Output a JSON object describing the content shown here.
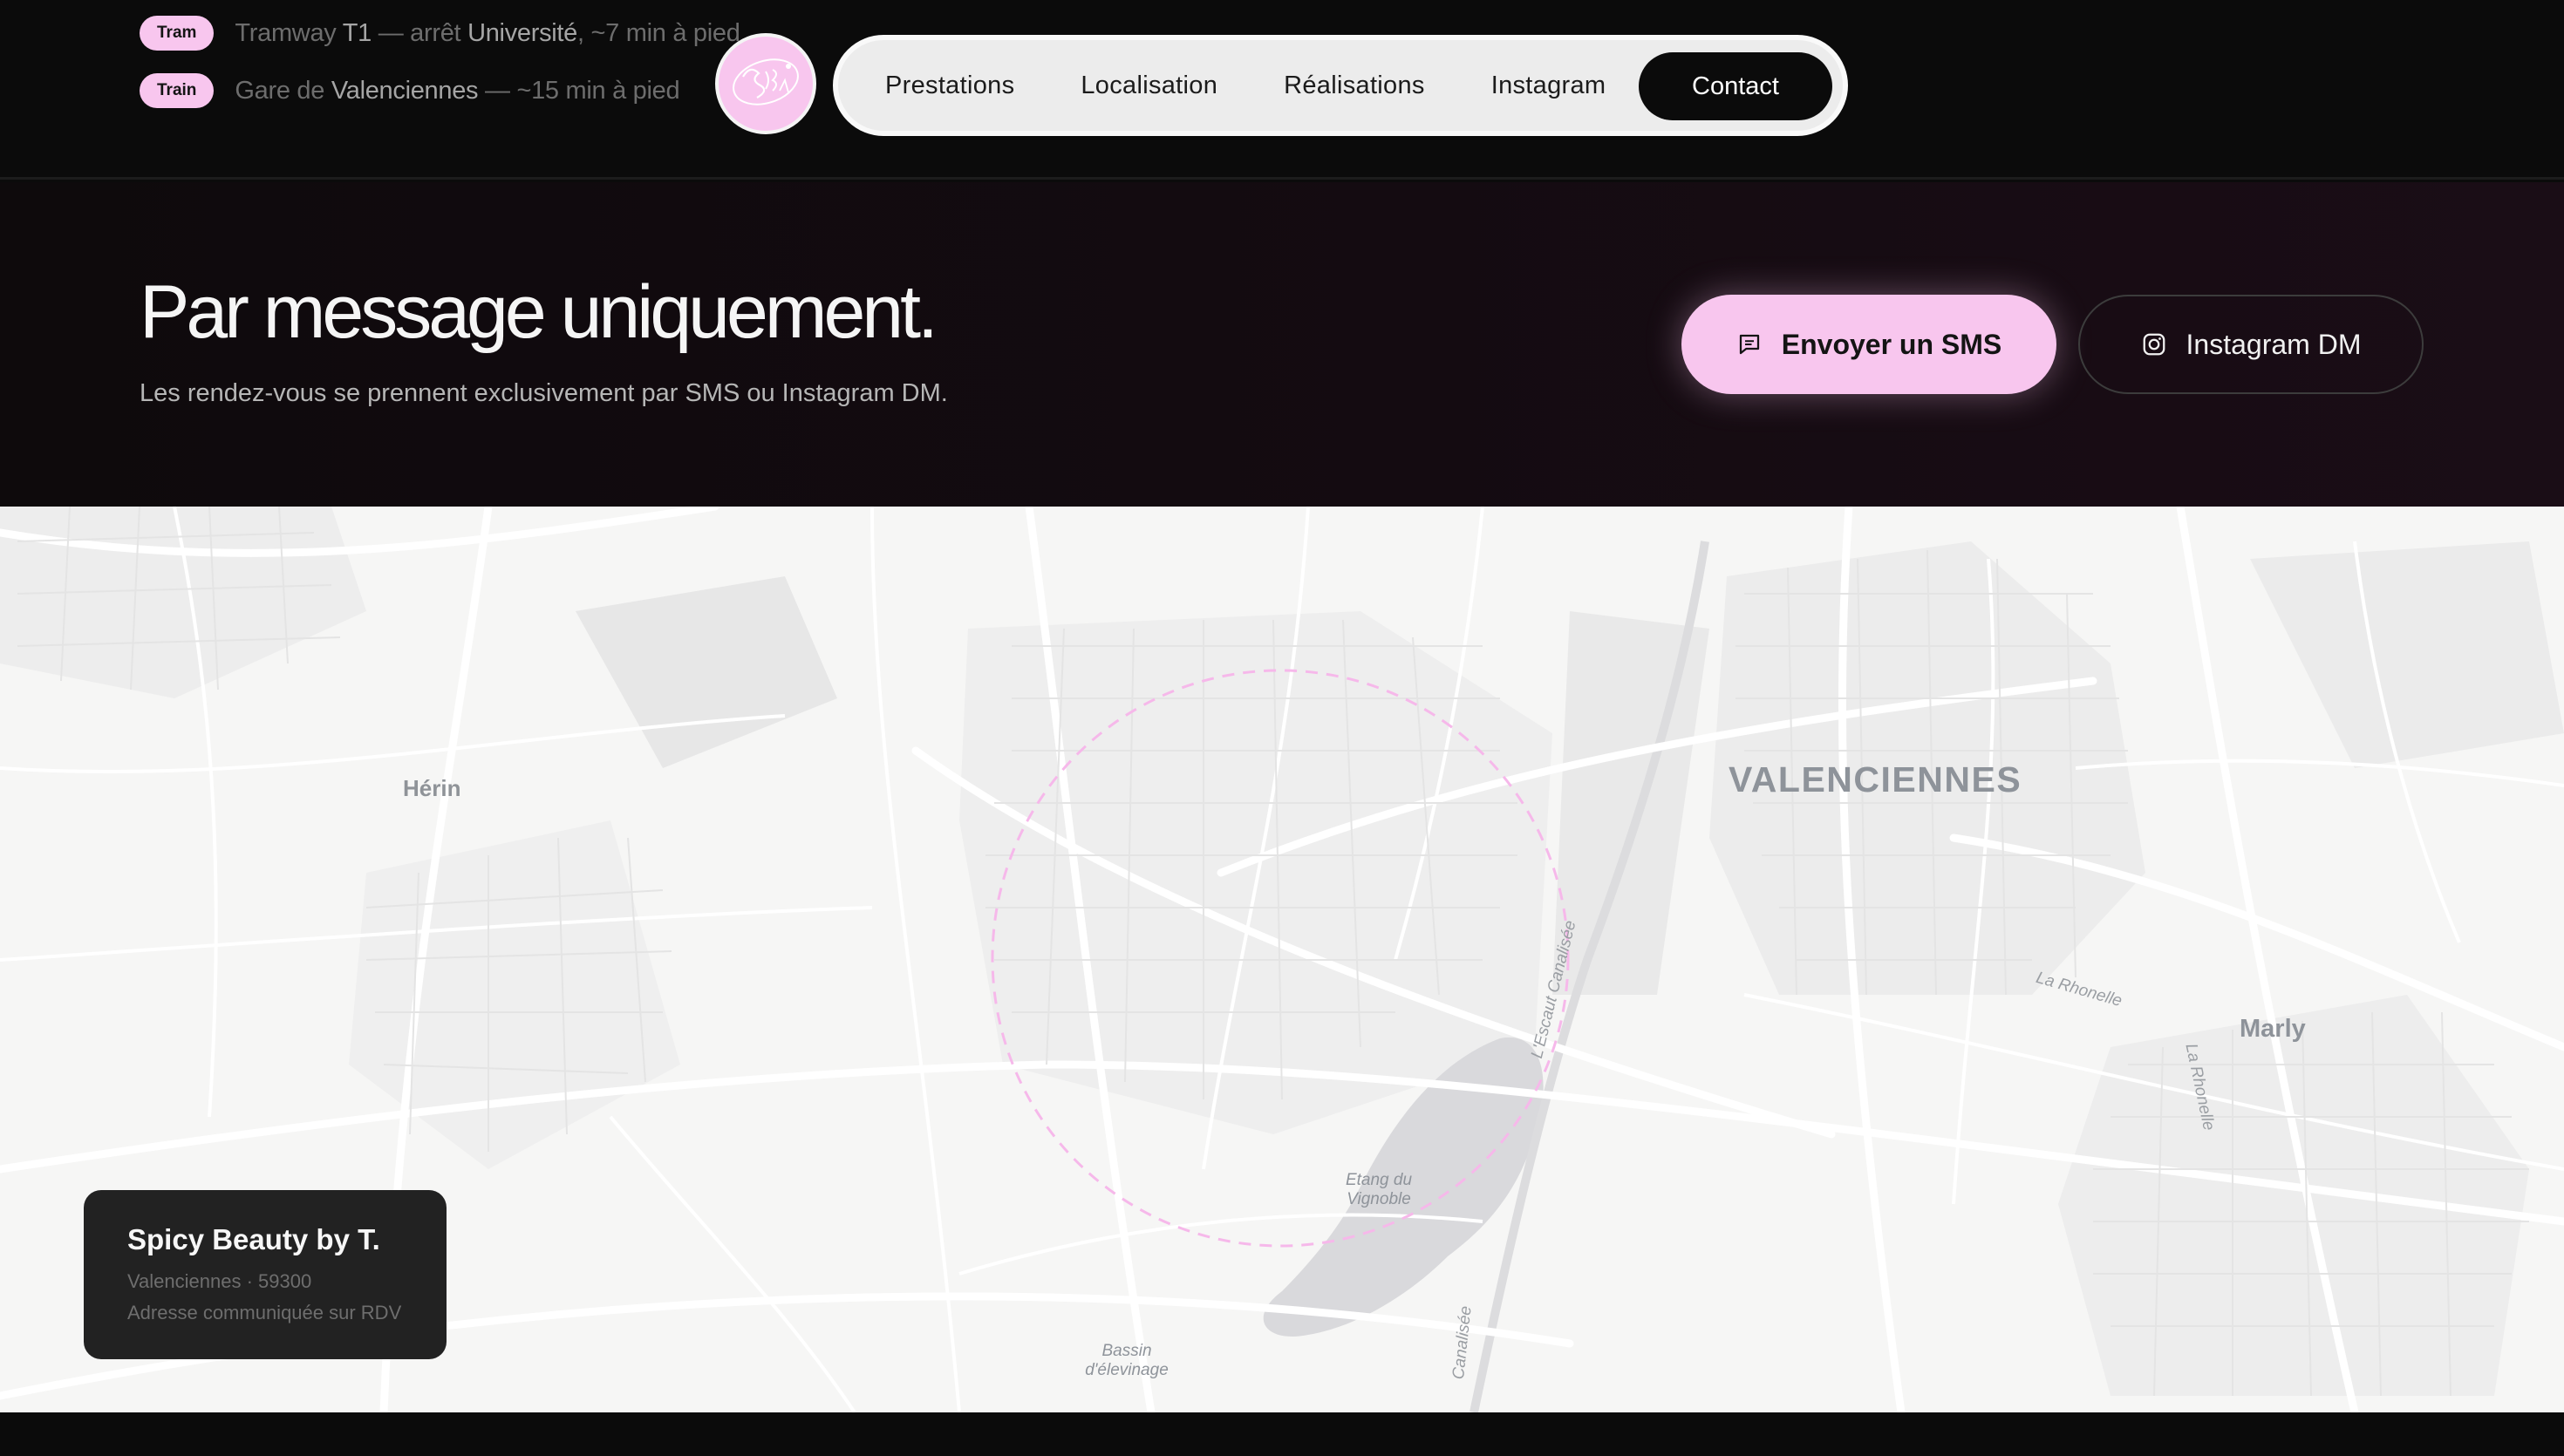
{
  "transport": [
    {
      "badge": "Tram",
      "prefix": "Tramway ",
      "line": "T1",
      "mid": " — arrêt ",
      "stop": "Université",
      "suffix": ", ~7 min à pied"
    },
    {
      "badge": "Train",
      "prefix": "Gare de ",
      "line": "Valenciennes",
      "mid": "",
      "stop": "",
      "suffix": " — ~15 min à pied"
    }
  ],
  "logo": {
    "alt": "Spicy Beauty"
  },
  "nav": {
    "items": [
      "Prestations",
      "Localisation",
      "Réalisations",
      "Instagram"
    ],
    "contact": "Contact"
  },
  "hero": {
    "title": "Par message uniquement.",
    "subtitle": "Les rendez-vous se prennent exclusivement par SMS ou Instagram DM.",
    "sms_button": "Envoyer un SMS",
    "instagram_button": "Instagram DM"
  },
  "map": {
    "labels": {
      "herin": "Hérin",
      "valenciennes": "VALENCIENNES",
      "marly": "Marly",
      "etang": "Etang du Vignoble",
      "bassin": "Bassin d'élevinage",
      "escaut": "L'Escaut Canalisée",
      "rhone": "La Rhonelle",
      "rhonelle": "La Rhonelle",
      "canalisee": "Canalisée"
    },
    "card": {
      "name": "Spicy Beauty by T.",
      "city": "Valenciennes · 59300",
      "note": "Adresse communiquée sur RDV"
    }
  },
  "colors": {
    "accent": "#f8c6ee",
    "background": "#0b0b0b",
    "map_bg": "#f6f6f5",
    "radius_ring": "#f6b8ea"
  }
}
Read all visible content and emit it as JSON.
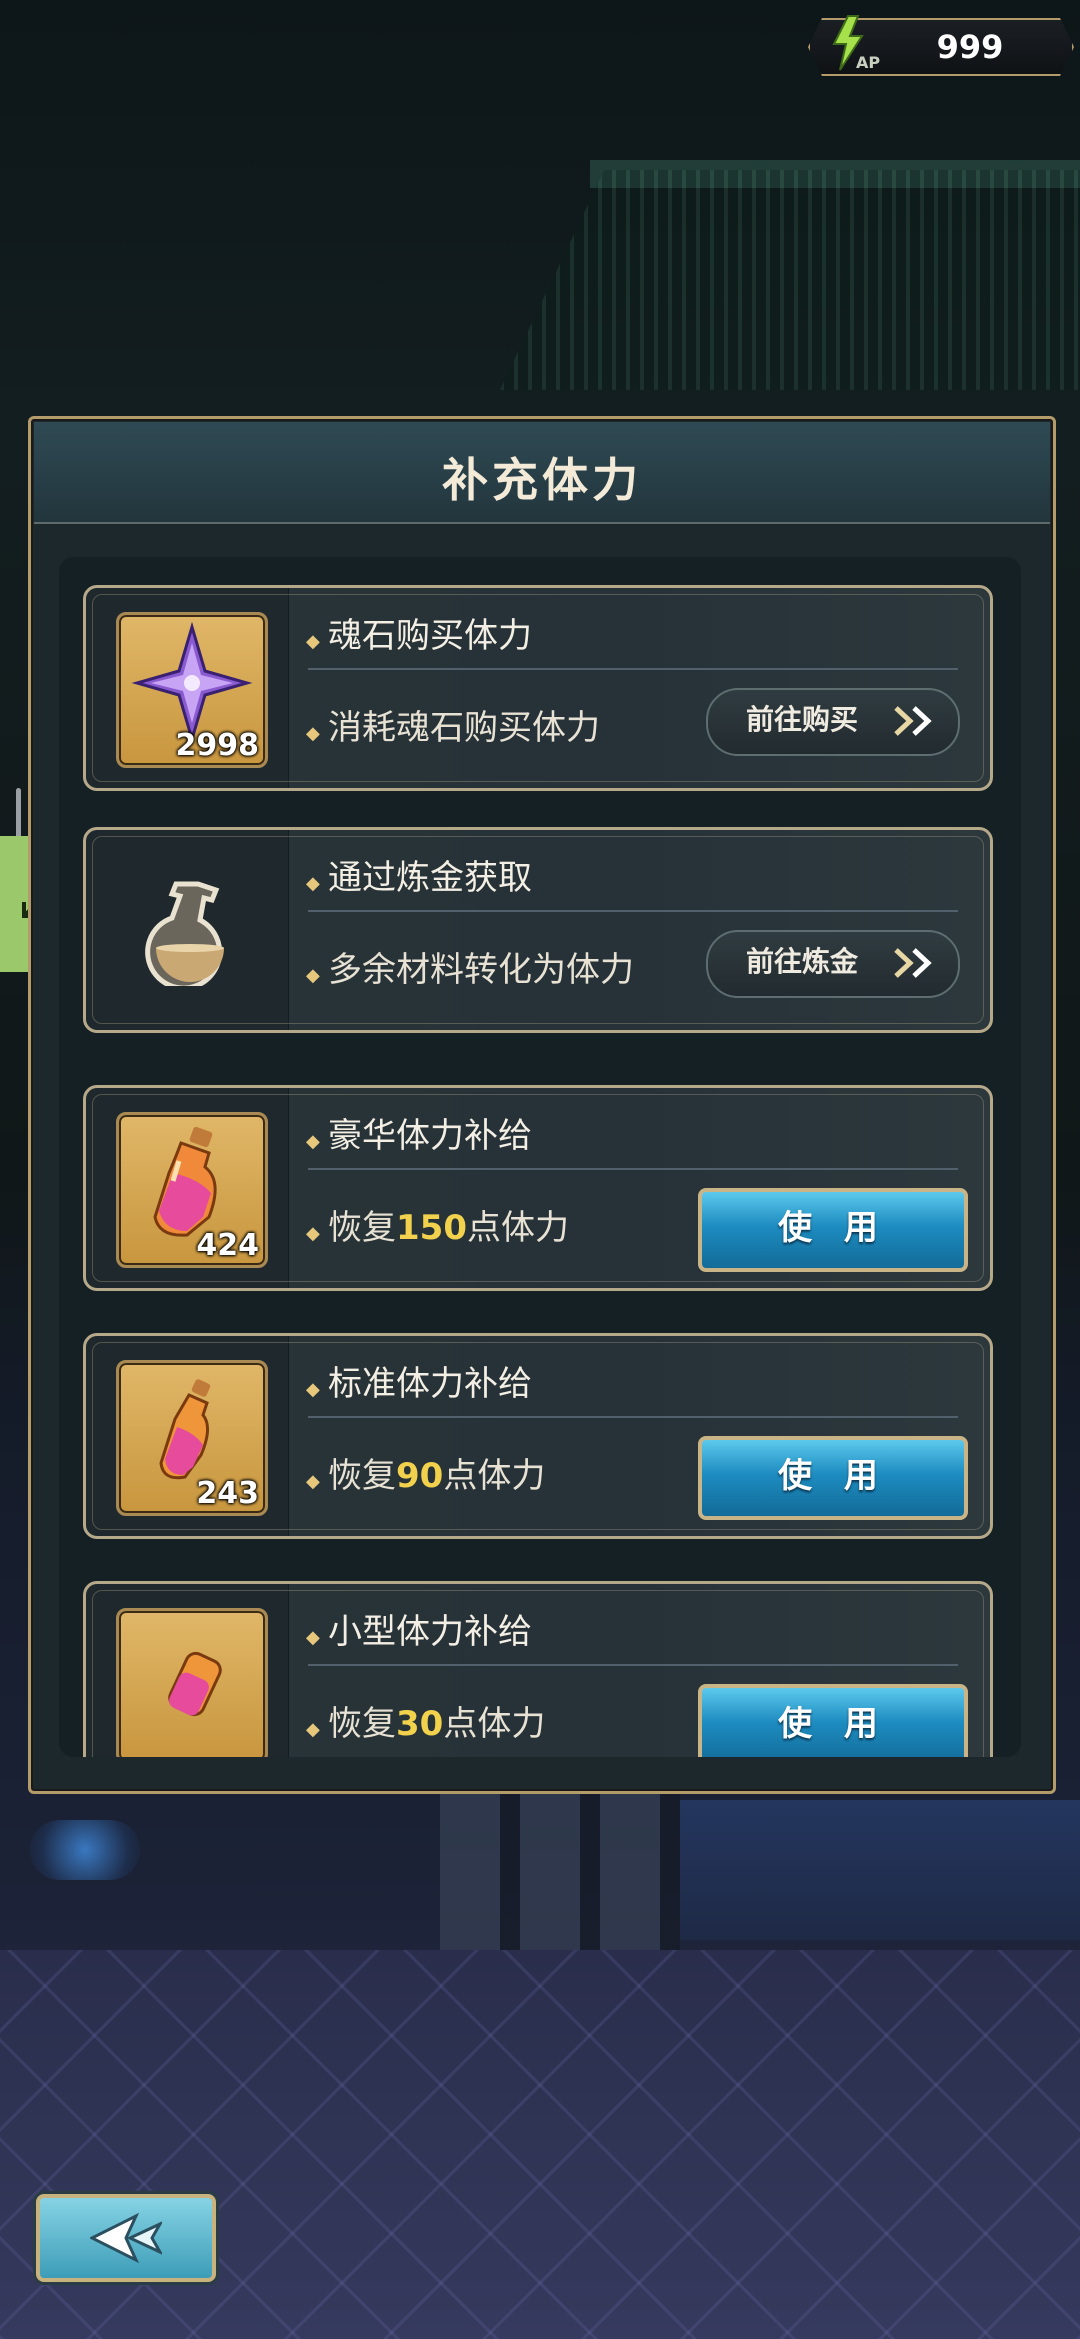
{
  "status_bar": {
    "ap_label": "AP",
    "ap_value": "999"
  },
  "panel": {
    "title": "补充体力",
    "entries": [
      {
        "type": "shop",
        "icon": "soul-stone-icon",
        "item_count": "2998",
        "title": "魂石购买体力",
        "description": "消耗魂石购买体力",
        "action_label": "前往购买"
      },
      {
        "type": "alchemy",
        "icon": "flask-icon",
        "title": "通过炼金获取",
        "description": "多余材料转化为体力",
        "action_label": "前往炼金"
      },
      {
        "type": "potion",
        "icon": "large-stamina-potion-icon",
        "item_count": "424",
        "title": "豪华体力补给",
        "desc_prefix": "恢复",
        "desc_value": "150",
        "desc_suffix": "点体力",
        "action_label": "使 用"
      },
      {
        "type": "potion",
        "icon": "medium-stamina-potion-icon",
        "item_count": "243",
        "title": "标准体力补给",
        "desc_prefix": "恢复",
        "desc_value": "90",
        "desc_suffix": "点体力",
        "action_label": "使 用"
      },
      {
        "type": "potion",
        "icon": "small-stamina-potion-icon",
        "title": "小型体力补给",
        "desc_prefix": "恢复",
        "desc_value": "30",
        "desc_suffix": "点体力",
        "action_label": "使 用"
      }
    ]
  },
  "colors": {
    "gold_border": "#b39c6a",
    "highlight_number": "#f2d24c",
    "use_button": "#1d8cc0",
    "side_tab": "#9bc86a"
  },
  "controls": {
    "back_button_icon": "back-arrow-icon",
    "side_tab_icon": "expand-icon"
  }
}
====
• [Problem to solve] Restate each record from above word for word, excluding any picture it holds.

• [Answer box]
Output a JSON object describing the content shown here.
{
  "transport": [
    {
      "badge": "Tram",
      "prefix": "Tramway ",
      "line": "T1",
      "mid": " — arrêt ",
      "stop": "Université",
      "suffix": ", ~7 min à pied"
    },
    {
      "badge": "Train",
      "prefix": "Gare de ",
      "line": "Valenciennes",
      "mid": "",
      "stop": "",
      "suffix": " — ~15 min à pied"
    }
  ],
  "logo": {
    "alt": "Spicy Beauty"
  },
  "nav": {
    "items": [
      "Prestations",
      "Localisation",
      "Réalisations",
      "Instagram"
    ],
    "contact": "Contact"
  },
  "hero": {
    "title": "Par message uniquement.",
    "subtitle": "Les rendez-vous se prennent exclusivement par SMS ou Instagram DM.",
    "sms_button": "Envoyer un SMS",
    "instagram_button": "Instagram DM"
  },
  "map": {
    "labels": {
      "herin": "Hérin",
      "valenciennes": "VALENCIENNES",
      "marly": "Marly",
      "etang": "Etang du Vignoble",
      "bassin": "Bassin d'élevinage",
      "escaut": "L'Escaut Canalisée",
      "rhone": "La Rhonelle",
      "rhonelle": "La Rhonelle",
      "canalisee": "Canalisée"
    },
    "card": {
      "name": "Spicy Beauty by T.",
      "city": "Valenciennes · 59300",
      "note": "Adresse communiquée sur RDV"
    }
  },
  "colors": {
    "accent": "#f8c6ee",
    "background": "#0b0b0b",
    "map_bg": "#f6f6f5",
    "radius_ring": "#f6b8ea"
  }
}
Read all visible content and emit it as JSON.
{
  "status_bar": {
    "ap_label": "AP",
    "ap_value": "999"
  },
  "panel": {
    "title": "补充体力",
    "entries": [
      {
        "type": "shop",
        "icon": "soul-stone-icon",
        "item_count": "2998",
        "title": "魂石购买体力",
        "description": "消耗魂石购买体力",
        "action_label": "前往购买"
      },
      {
        "type": "alchemy",
        "icon": "flask-icon",
        "title": "通过炼金获取",
        "description": "多余材料转化为体力",
        "action_label": "前往炼金"
      },
      {
        "type": "potion",
        "icon": "large-stamina-potion-icon",
        "item_count": "424",
        "title": "豪华体力补给",
        "desc_prefix": "恢复",
        "desc_value": "150",
        "desc_suffix": "点体力",
        "action_label": "使 用"
      },
      {
        "type": "potion",
        "icon": "medium-stamina-potion-icon",
        "item_count": "243",
        "title": "标准体力补给",
        "desc_prefix": "恢复",
        "desc_value": "90",
        "desc_suffix": "点体力",
        "action_label": "使 用"
      },
      {
        "type": "potion",
        "icon": "small-stamina-potion-icon",
        "title": "小型体力补给",
        "desc_prefix": "恢复",
        "desc_value": "30",
        "desc_suffix": "点体力",
        "action_label": "使 用"
      }
    ]
  },
  "colors": {
    "gold_border": "#b39c6a",
    "highlight_number": "#f2d24c",
    "use_button": "#1d8cc0",
    "side_tab": "#9bc86a"
  },
  "controls": {
    "back_button_icon": "back-arrow-icon",
    "side_tab_icon": "expand-icon"
  }
}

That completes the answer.